_EXERCISE AIM_: For the word "screenshot", work out how many lines in the records below contain it and state that count alone.

_EXERCISE MATERIAL_:
- - - - -
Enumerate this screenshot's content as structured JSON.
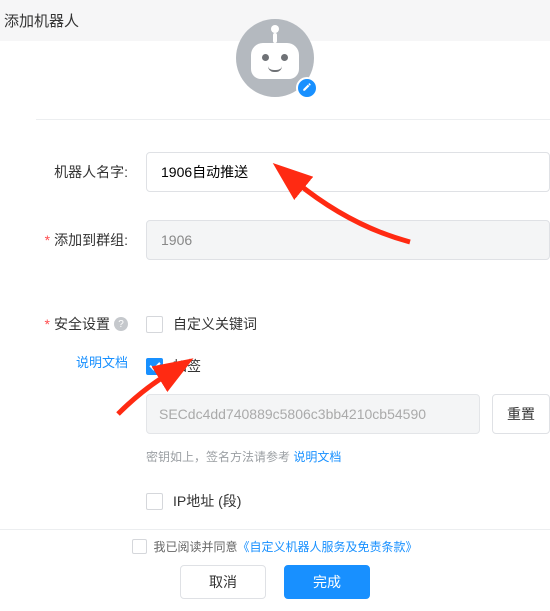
{
  "header": {
    "title": "添加机器人"
  },
  "avatar": {
    "edit_icon": "pencil-icon"
  },
  "form": {
    "name_label": "机器人名字:",
    "name_value": "1906自动推送",
    "group_label": "添加到群组:",
    "group_value": "1906"
  },
  "security": {
    "title": "安全设置",
    "doc_link": "说明文档",
    "keyword_label": "自定义关键词",
    "sign_label": "加签",
    "secret_value": "SECdc4dd740889c5806c3bb4210cb54590",
    "reset_label": "重置",
    "hint_prefix": "密钥如上，签名方法请参考 ",
    "hint_link": "说明文档",
    "ip_label": "IP地址 (段)"
  },
  "footer": {
    "agree_text": "我已阅读并同意",
    "agree_link": "《自定义机器人服务及免责条款》",
    "cancel": "取消",
    "confirm": "完成"
  }
}
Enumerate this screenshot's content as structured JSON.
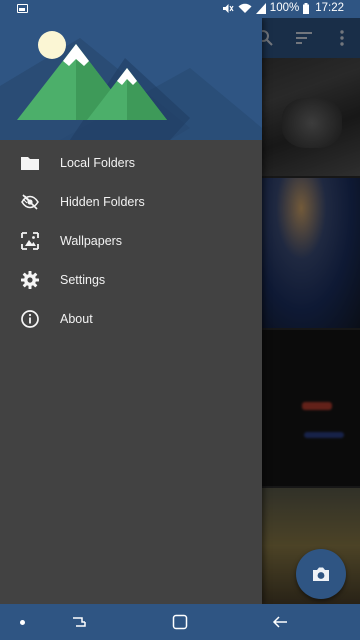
{
  "status_bar": {
    "battery": "100%",
    "time": "17:22"
  },
  "drawer": {
    "menu": [
      {
        "label": "Local Folders",
        "icon": "folder-icon"
      },
      {
        "label": "Hidden Folders",
        "icon": "hidden-eye-icon"
      },
      {
        "label": "Wallpapers",
        "icon": "wallpaper-icon"
      },
      {
        "label": "Settings",
        "icon": "gear-icon"
      },
      {
        "label": "About",
        "icon": "info-icon"
      }
    ]
  },
  "colors": {
    "primary": "#2f5583",
    "drawer_bg": "#424242",
    "mountain_green": "#4caf6a"
  }
}
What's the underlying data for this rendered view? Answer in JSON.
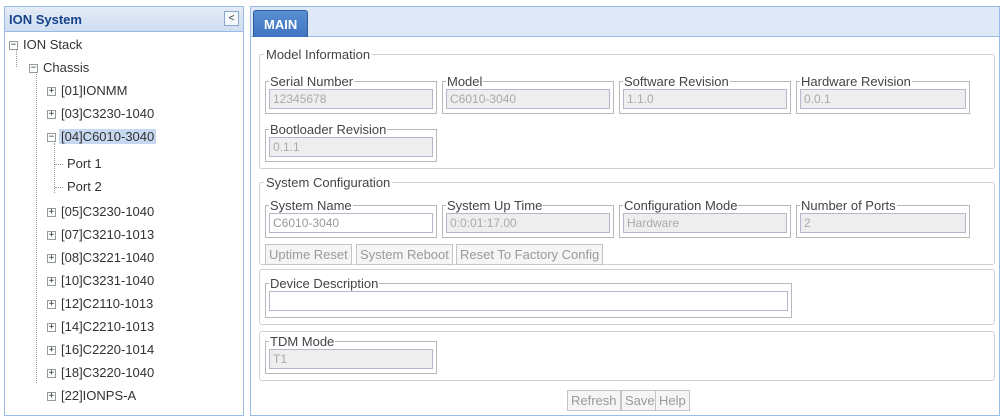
{
  "sidebar": {
    "title": "ION System",
    "collapse_glyph": "<",
    "tree": [
      {
        "label": "ION Stack",
        "expander": "−"
      },
      {
        "label": "Chassis",
        "expander": "−"
      },
      {
        "label": "[01]IONMM",
        "expander": "+"
      },
      {
        "label": "[03]C3230-1040",
        "expander": "+"
      },
      {
        "label": "[04]C6010-3040",
        "expander": "−",
        "selected": true
      },
      {
        "label": "Port 1"
      },
      {
        "label": "Port 2"
      },
      {
        "label": "[05]C3230-1040",
        "expander": "+"
      },
      {
        "label": "[07]C3210-1013",
        "expander": "+"
      },
      {
        "label": "[08]C3221-1040",
        "expander": "+"
      },
      {
        "label": "[10]C3231-1040",
        "expander": "+"
      },
      {
        "label": "[12]C2110-1013",
        "expander": "+"
      },
      {
        "label": "[14]C2210-1013",
        "expander": "+"
      },
      {
        "label": "[16]C2220-1014",
        "expander": "+"
      },
      {
        "label": "[18]C3220-1040",
        "expander": "+"
      },
      {
        "label": "[22]IONPS-A",
        "expander": "+"
      }
    ]
  },
  "main": {
    "tab_label": "MAIN",
    "model_info": {
      "legend": "Model Information",
      "serial_number": {
        "label": "Serial Number",
        "value": "12345678"
      },
      "model": {
        "label": "Model",
        "value": "C6010-3040"
      },
      "software_revision": {
        "label": "Software Revision",
        "value": "1.1.0"
      },
      "hardware_revision": {
        "label": "Hardware Revision",
        "value": "0.0.1"
      },
      "bootloader_revision": {
        "label": "Bootloader Revision",
        "value": "0.1.1"
      }
    },
    "system_config": {
      "legend": "System Configuration",
      "system_name": {
        "label": "System Name",
        "value": "C6010-3040"
      },
      "system_up_time": {
        "label": "System Up Time",
        "value": "0:0:01:17.00"
      },
      "configuration_mode": {
        "label": "Configuration Mode",
        "value": "Hardware"
      },
      "number_of_ports": {
        "label": "Number of Ports",
        "value": "2"
      },
      "uptime_reset_label": "Uptime Reset",
      "system_reboot_label": "System Reboot",
      "factory_reset_label": "Reset To Factory Config"
    },
    "device_description": {
      "label": "Device Description",
      "value": ""
    },
    "tdm_mode": {
      "label": "TDM Mode",
      "value": "T1"
    },
    "footer": {
      "refresh_label": "Refresh",
      "save_label": "Save",
      "help_label": "Help"
    }
  }
}
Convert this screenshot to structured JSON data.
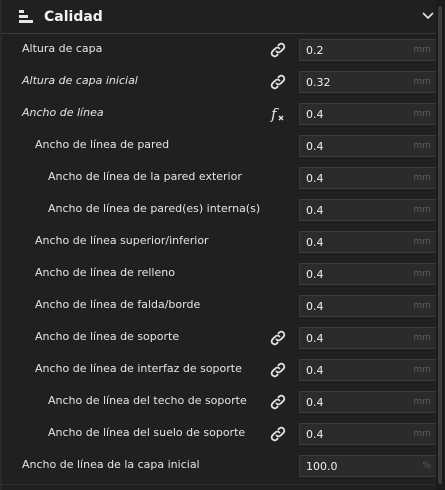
{
  "section": {
    "title": "Calidad",
    "icon": "sliders-icon",
    "collapse_icon": "chevron-down-icon"
  },
  "settings": [
    {
      "label": "Altura de capa",
      "value": "0.2",
      "unit": "mm",
      "icon": "link-icon",
      "italic": false
    },
    {
      "label": "Altura de capa inicial",
      "value": "0.32",
      "unit": "mm",
      "icon": "link-icon",
      "italic": true
    },
    {
      "label": "Ancho de línea",
      "value": "0.4",
      "unit": "mm",
      "icon": "function-icon",
      "italic": true
    },
    {
      "label": "Ancho de línea de pared",
      "value": "0.4",
      "unit": "mm",
      "icon": "",
      "italic": false
    },
    {
      "label": "Ancho de línea de la pared exterior",
      "value": "0.4",
      "unit": "mm",
      "icon": "",
      "italic": false
    },
    {
      "label": "Ancho de línea de pared(es) interna(s)",
      "value": "0.4",
      "unit": "mm",
      "icon": "",
      "italic": false
    },
    {
      "label": "Ancho de línea superior/inferior",
      "value": "0.4",
      "unit": "mm",
      "icon": "",
      "italic": false
    },
    {
      "label": "Ancho de línea de relleno",
      "value": "0.4",
      "unit": "mm",
      "icon": "",
      "italic": false
    },
    {
      "label": "Ancho de línea de falda/borde",
      "value": "0.4",
      "unit": "mm",
      "icon": "",
      "italic": false
    },
    {
      "label": "Ancho de línea de soporte",
      "value": "0.4",
      "unit": "mm",
      "icon": "link-icon",
      "italic": false
    },
    {
      "label": "Ancho de línea de interfaz de soporte",
      "value": "0.4",
      "unit": "mm",
      "icon": "link-icon",
      "italic": false
    },
    {
      "label": "Ancho de línea del techo de soporte",
      "value": "0.4",
      "unit": "mm",
      "icon": "link-icon",
      "italic": false
    },
    {
      "label": "Ancho de línea del suelo de soporte",
      "value": "0.4",
      "unit": "mm",
      "icon": "link-icon",
      "italic": false
    },
    {
      "label": "Ancho de línea de la capa inicial",
      "value": "100.0",
      "unit": "%",
      "icon": "",
      "italic": false
    }
  ]
}
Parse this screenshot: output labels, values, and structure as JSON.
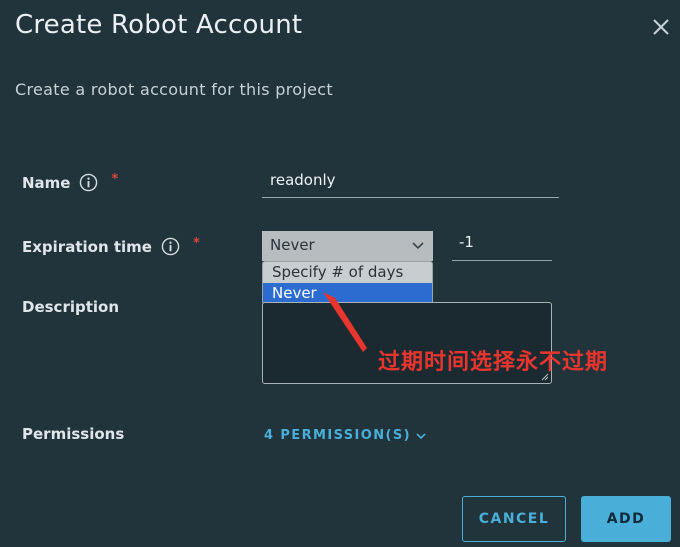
{
  "dialog": {
    "title": "Create Robot Account",
    "subtitle": "Create a robot account for this project"
  },
  "fields": {
    "name": {
      "label": "Name",
      "required_mark": "*",
      "value": "readonly"
    },
    "expiration": {
      "label": "Expiration time",
      "required_mark": "*",
      "selected": "Never",
      "options": [
        "Specify # of days",
        "Never"
      ],
      "days_value": "-1"
    },
    "description": {
      "label": "Description",
      "value": ""
    },
    "permissions": {
      "label": "Permissions",
      "link_text": "4 PERMISSION(S)"
    }
  },
  "buttons": {
    "cancel": "CANCEL",
    "add": "ADD"
  },
  "annotation": {
    "text": "过期时间选择永不过期",
    "color": "#e8352e"
  },
  "colors": {
    "background": "#21333b",
    "accent": "#49afd9",
    "selection": "#2c6bd0"
  },
  "icons": {
    "close": "close-icon",
    "info": "info-icon",
    "chevron": "chevron-down-icon"
  }
}
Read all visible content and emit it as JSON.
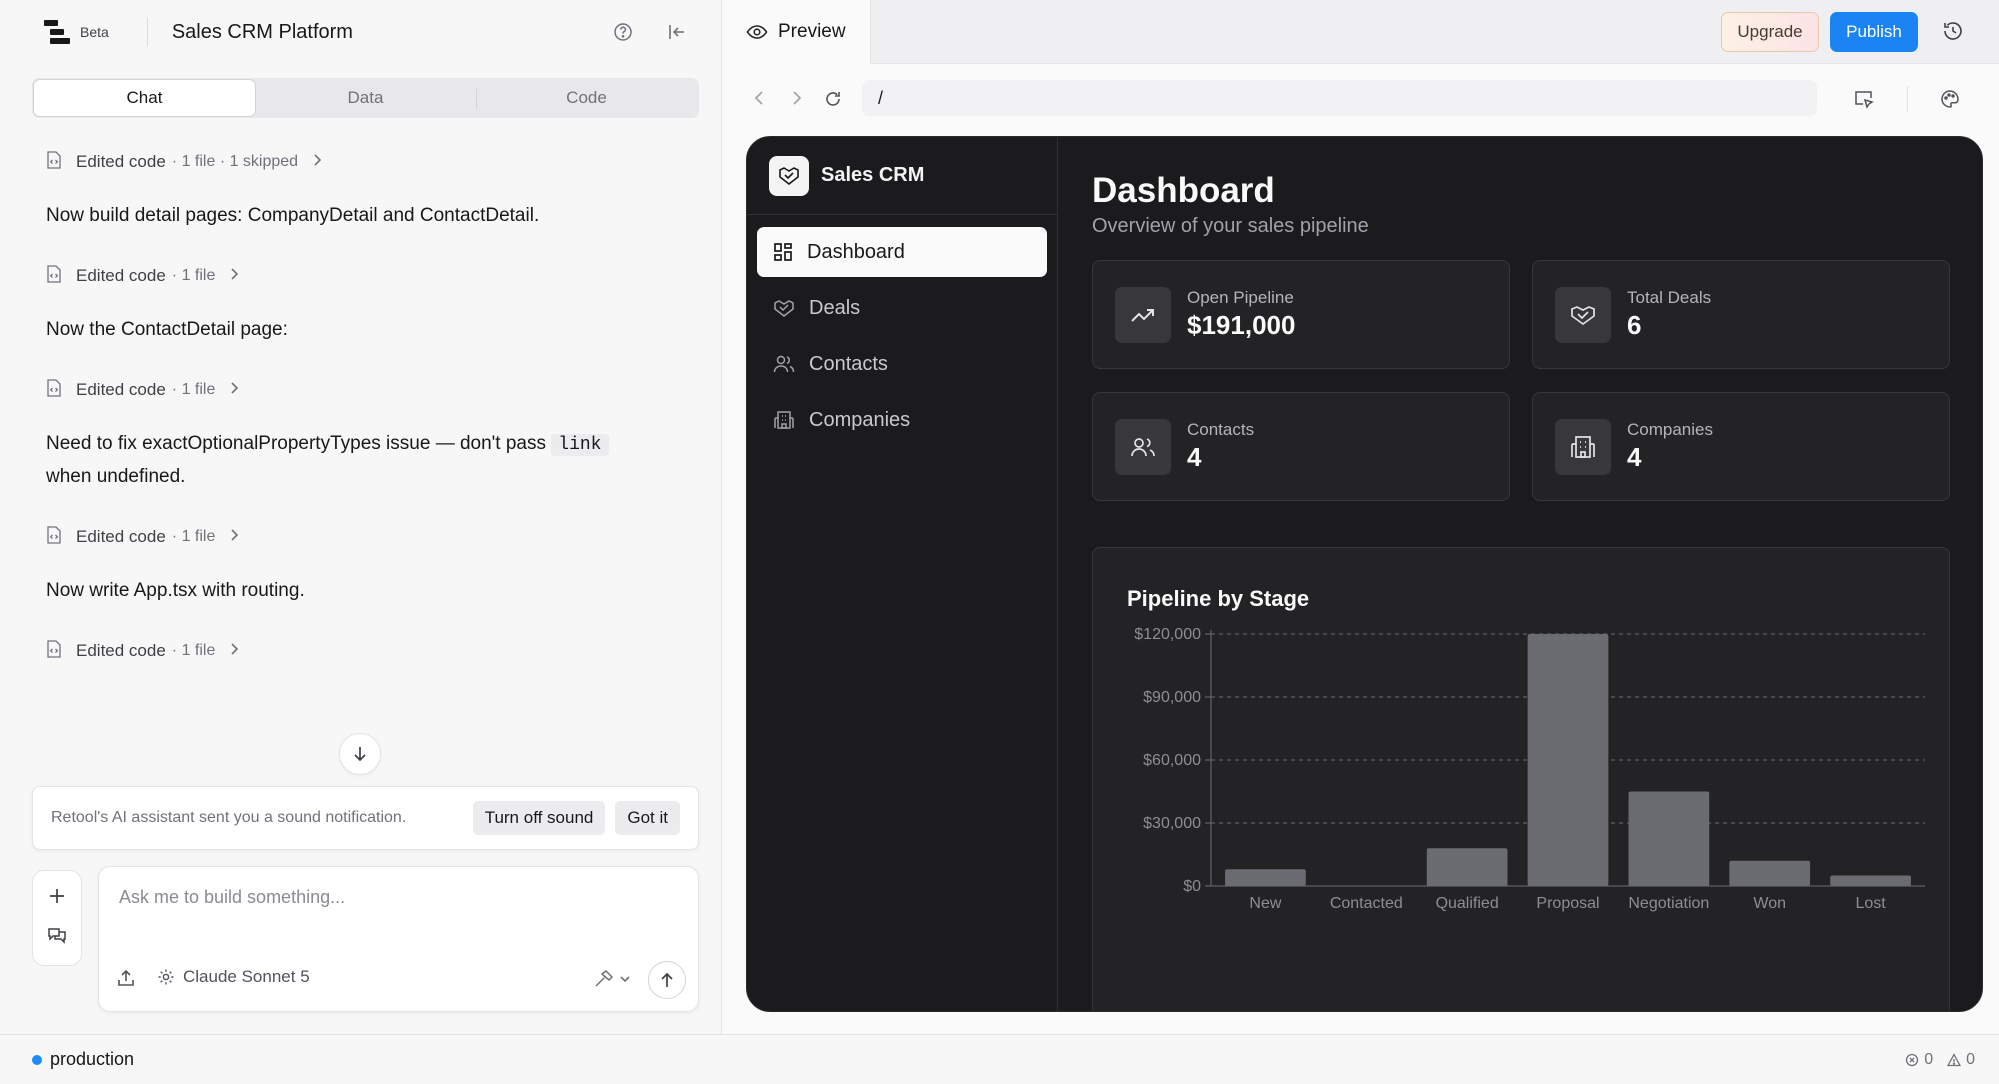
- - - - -
_SOLUTION FOR THIS EXERCISE_: 4